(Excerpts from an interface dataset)
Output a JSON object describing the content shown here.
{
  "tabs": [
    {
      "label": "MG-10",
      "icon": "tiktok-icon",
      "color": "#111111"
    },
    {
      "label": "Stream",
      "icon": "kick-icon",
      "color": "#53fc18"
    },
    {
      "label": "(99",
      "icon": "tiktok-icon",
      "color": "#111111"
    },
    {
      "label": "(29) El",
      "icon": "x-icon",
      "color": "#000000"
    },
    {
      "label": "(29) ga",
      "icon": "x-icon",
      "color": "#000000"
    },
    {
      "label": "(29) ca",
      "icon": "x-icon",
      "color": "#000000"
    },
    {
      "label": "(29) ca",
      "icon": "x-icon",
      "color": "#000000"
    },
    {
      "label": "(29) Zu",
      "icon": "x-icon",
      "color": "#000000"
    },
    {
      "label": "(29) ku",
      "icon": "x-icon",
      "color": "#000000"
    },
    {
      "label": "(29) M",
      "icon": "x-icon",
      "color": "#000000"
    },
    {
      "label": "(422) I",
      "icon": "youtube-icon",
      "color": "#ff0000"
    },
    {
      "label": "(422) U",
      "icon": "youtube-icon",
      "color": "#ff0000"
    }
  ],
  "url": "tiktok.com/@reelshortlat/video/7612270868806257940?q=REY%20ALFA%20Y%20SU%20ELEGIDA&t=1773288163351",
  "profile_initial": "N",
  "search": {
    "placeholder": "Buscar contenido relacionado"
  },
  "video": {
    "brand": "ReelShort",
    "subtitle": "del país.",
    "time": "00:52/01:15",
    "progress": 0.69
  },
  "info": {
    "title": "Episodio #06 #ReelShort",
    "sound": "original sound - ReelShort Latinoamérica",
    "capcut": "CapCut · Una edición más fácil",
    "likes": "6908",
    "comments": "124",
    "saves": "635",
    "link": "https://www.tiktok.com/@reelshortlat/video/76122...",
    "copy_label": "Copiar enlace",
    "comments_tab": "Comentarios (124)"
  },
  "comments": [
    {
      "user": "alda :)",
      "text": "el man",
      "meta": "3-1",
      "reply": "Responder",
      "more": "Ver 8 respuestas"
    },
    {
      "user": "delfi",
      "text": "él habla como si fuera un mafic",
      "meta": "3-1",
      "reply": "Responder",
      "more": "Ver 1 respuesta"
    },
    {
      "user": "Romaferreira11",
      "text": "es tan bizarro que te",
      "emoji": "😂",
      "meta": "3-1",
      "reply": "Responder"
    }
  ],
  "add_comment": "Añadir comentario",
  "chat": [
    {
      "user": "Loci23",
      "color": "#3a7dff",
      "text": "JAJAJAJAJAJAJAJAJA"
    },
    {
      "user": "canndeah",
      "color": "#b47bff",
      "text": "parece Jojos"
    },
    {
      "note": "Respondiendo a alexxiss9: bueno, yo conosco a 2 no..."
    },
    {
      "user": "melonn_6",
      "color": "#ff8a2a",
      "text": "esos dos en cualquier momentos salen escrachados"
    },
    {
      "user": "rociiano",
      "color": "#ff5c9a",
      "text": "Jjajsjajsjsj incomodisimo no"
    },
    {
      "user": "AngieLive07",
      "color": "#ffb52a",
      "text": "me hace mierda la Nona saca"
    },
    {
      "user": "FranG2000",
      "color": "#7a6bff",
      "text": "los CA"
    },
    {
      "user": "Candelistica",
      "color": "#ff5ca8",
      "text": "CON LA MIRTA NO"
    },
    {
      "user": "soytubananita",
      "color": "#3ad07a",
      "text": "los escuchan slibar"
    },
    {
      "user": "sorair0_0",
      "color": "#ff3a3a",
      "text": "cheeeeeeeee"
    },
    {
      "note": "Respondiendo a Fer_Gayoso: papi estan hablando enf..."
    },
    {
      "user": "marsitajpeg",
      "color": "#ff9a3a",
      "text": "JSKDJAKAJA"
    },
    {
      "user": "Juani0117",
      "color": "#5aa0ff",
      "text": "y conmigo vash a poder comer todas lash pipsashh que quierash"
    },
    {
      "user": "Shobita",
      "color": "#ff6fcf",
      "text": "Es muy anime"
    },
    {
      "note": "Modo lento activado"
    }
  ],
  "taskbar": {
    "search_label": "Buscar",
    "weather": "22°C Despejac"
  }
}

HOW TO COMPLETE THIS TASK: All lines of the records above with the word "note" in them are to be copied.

SOLUTION TO THIS PROBLEM:
      "note": "Respondiendo a alexxiss9: bueno, yo conosco a 2 no..."
      "note": "Respondiendo a Fer_Gayoso: papi estan hablando enf..."
      "note": "Modo lento activado"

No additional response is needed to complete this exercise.